A neurological study conducted by Jason S. Moser of Michigan State University has shown that the brains of smart people actually react differently to mistakes.

6. You don’t think you’re intelligent

People who are above average intelligence don’t tend to think they are clever – but stupid people do, a phenomenon known as ‘the Dunning-Kruger effect’

Dunning and Kruger wrote, ‘Across four studies, the authors found that participants scoring in the bottom quartile on tests of humor, grammar, and logic grossly overestimated their test performance and ability. Although test scores put them in the 12th percentile, they estimated themselves to be in the 62nd.’

7. You’re messy

A study published in “Psychological Science”by the University of Minnesota Carlson School of Management’s Dr. Kathleen Vohs revealed that working in an untidy room actually fuels creativity.

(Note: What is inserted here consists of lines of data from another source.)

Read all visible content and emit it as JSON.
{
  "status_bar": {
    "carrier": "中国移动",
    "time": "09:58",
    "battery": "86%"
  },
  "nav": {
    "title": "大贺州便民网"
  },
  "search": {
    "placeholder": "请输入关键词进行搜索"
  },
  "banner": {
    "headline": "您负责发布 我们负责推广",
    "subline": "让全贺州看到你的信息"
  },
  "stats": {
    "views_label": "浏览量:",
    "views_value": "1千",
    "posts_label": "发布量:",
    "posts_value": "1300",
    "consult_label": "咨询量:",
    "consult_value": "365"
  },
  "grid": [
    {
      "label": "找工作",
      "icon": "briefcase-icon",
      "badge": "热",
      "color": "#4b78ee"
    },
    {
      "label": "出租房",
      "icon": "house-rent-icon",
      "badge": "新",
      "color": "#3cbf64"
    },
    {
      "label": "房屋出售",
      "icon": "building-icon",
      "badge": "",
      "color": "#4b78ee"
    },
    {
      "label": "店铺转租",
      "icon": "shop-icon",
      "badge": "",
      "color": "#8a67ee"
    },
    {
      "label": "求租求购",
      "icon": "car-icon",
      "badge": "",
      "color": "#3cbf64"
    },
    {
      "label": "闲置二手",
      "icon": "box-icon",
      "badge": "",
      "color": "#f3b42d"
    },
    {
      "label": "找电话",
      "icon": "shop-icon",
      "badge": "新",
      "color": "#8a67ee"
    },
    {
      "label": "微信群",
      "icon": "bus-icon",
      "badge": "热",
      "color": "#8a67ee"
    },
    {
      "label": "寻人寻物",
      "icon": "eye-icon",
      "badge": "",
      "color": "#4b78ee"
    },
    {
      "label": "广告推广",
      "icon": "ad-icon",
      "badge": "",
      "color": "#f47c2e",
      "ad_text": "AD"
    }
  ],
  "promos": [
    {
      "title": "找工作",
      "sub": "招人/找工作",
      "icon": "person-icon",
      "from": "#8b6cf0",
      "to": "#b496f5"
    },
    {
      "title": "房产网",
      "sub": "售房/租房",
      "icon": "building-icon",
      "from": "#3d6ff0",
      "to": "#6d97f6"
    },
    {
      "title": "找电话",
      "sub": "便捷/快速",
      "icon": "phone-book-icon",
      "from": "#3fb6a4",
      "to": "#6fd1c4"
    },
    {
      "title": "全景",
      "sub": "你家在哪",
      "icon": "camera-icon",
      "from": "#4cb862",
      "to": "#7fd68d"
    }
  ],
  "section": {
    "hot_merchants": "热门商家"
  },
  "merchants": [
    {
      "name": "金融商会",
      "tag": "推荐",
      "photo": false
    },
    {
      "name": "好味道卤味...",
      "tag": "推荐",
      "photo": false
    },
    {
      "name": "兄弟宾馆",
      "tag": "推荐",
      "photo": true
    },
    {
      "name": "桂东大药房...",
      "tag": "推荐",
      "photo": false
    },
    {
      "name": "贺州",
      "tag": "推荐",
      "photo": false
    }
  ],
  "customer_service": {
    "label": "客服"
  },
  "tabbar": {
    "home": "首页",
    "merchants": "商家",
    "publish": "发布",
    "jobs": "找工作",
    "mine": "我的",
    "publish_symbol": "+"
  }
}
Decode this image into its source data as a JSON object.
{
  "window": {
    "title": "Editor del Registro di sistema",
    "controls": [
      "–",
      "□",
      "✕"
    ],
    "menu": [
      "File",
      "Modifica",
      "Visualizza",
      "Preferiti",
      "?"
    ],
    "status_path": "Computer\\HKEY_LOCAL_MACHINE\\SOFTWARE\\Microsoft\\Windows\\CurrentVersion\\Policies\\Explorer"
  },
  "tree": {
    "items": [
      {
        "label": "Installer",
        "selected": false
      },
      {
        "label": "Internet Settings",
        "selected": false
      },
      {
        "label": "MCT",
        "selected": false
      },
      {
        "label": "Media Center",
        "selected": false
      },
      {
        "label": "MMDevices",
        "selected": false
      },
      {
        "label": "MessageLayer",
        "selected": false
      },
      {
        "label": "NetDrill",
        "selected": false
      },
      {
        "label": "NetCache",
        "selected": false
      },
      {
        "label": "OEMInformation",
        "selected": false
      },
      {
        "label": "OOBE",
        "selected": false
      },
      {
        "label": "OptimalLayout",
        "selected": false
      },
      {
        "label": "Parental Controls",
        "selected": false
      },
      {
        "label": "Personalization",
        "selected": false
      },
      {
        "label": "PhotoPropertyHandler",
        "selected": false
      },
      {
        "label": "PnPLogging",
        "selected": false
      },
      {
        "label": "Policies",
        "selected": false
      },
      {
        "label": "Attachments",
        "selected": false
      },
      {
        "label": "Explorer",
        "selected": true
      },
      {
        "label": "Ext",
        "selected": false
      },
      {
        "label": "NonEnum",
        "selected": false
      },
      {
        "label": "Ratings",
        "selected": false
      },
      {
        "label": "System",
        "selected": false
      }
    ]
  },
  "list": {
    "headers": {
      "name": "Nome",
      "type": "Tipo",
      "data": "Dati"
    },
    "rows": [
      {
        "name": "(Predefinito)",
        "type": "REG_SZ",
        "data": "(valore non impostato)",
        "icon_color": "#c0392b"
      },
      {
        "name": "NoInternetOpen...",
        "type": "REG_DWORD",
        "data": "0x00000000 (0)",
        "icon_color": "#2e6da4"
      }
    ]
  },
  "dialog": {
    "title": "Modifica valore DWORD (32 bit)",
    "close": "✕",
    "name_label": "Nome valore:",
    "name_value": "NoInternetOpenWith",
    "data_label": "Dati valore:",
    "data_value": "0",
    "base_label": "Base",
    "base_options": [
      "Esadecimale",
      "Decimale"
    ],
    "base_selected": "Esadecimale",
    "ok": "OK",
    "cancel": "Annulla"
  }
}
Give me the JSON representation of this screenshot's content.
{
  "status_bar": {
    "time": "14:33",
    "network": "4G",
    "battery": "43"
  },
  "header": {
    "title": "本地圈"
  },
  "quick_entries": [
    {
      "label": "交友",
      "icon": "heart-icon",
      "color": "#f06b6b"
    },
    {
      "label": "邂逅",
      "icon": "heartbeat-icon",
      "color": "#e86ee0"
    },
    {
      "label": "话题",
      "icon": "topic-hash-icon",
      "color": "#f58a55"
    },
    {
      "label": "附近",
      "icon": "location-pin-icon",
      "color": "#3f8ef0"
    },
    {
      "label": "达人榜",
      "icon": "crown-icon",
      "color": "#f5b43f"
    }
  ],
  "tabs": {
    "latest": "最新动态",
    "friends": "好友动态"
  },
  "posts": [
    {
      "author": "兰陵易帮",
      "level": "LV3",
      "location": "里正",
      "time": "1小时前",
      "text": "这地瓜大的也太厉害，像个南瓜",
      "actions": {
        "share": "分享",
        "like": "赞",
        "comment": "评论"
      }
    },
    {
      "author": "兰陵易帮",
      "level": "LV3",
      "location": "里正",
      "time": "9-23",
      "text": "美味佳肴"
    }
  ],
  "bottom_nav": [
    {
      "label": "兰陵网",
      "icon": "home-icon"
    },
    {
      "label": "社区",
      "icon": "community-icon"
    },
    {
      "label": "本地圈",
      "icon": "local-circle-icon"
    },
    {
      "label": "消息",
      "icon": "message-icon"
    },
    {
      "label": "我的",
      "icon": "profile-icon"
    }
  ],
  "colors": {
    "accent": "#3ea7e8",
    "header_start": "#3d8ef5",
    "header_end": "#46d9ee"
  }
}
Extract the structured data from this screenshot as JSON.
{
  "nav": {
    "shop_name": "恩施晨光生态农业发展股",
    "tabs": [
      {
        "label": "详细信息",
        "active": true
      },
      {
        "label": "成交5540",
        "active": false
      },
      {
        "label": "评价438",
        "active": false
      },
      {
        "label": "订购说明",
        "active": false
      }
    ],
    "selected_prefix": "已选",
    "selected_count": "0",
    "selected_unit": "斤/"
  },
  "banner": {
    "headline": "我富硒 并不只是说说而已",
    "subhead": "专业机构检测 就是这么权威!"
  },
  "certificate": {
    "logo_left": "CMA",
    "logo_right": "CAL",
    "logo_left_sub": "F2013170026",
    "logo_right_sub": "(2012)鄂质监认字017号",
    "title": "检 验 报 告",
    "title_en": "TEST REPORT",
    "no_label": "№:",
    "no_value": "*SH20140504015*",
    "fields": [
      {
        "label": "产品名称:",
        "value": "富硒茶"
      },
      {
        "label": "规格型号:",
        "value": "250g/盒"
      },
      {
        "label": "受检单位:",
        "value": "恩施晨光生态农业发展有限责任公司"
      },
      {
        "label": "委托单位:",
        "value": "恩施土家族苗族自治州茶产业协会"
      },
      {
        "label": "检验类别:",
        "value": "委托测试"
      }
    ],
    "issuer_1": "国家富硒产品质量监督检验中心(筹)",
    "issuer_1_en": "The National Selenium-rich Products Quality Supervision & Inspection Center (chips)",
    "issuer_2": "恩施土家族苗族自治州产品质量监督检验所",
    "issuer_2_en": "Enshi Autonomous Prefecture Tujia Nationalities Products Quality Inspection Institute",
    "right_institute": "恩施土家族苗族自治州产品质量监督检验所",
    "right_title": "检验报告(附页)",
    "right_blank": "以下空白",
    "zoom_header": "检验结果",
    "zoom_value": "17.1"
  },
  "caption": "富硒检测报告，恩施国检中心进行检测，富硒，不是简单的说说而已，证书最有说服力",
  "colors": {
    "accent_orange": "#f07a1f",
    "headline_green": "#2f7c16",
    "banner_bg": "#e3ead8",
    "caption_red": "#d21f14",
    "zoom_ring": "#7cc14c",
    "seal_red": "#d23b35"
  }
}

In the study, 48 participants were asked to come up with unusual uses for a pingpong ball. The 24 individuals working in neat rooms came up with substantially less creative responses than the individuals working in cluttered rooms.

So if you are a pack rat, tell everyone you’re just fueling your sense of creativity and innovation the next time someone tells you to clean up your act.

8. You enjoy being alone

Researchers from the LSE and Singapore Management University analysed data from a large survey involving 15,000 people aged 18 to 28 – who also underwent IQ tests.

They found that, for both low-IQ and high-IQ individuals, living in highly populated areas was linked to unhappiness. But for highly intelligent people, even socialising with friends was linked to unhappiness.

The researchers write, ‘More intelligent individuals experience lower life satisfaction with more frequent socialization with friends.’ ‘The effect of population density on life satisfaction was therefore more than twice as large for low-IQ individuals than for high-IQ individuals.’

9. You worry a lot

A growing body of research suggests that anxious individuals may be smarter than others in certain ways, according to Slate’s coverage of several different studies on anxiety.

In one study, for example, researchers asked 126 undergrads to fill out questionnaires in which they indicated how often they experienced worry. They also indicated how often they engaged in rumination, or thinking continuously about the aspects of situations that upset them, as psychologist Dr. Edward Selby reported in Psychology Today.

Results showed that people who tended to worry and ruminate a lot scored higher on measures of verbal intelligence, while people who didn’t do much worrying or ruminating scored higher on tests of nonverbal intelligence.

10. You’re physically lazy

Many of us tend to look down on slobs who sit watching Netflix all night and never drag themselves to the gym.

But physical laziness might actually be a sign that someone is a deep thinker, a new study has suggested.

Researchers from Florida Gulf Coast University rated 60 volunteers using a ‘Need for Cognition’ test – dividing them into ‘thinkers’ and ‘non-thinkers’.

They then monitored their physical activity for a week – and found that the ‘non-thinkers’ tended to be much more active than the thinkers.

The researchers write, ‘High-NFC individuals seem more content to “entertain themselves” mentally, whereas low-NFC individuals quickly experience boredom and experience it more negatively.

‘The relationship between cognition and physical activity is an important question for the human experience, and the interaction likely extends across the lifespan.’

11. You’re the first child in your family

First born children are usually the cleverest, with measurable differences in IQ as early as age one – and it’s thanks to their parents.

Researchers at Edinburgh University found that all children received similar levels of emotional support from their parents – but first borns had more support with tasks which developed their thinking skills.

Researchers say the findings could help to explain the so-called birth order effect when children born earlier in a family enjoy better wages and more education in later life.

Researchers observed 5,000 children from birth to age 14, testing them every two years with assessments including reading recognition.

Sources: https://www.independent.co.uk, https://metro.co.uk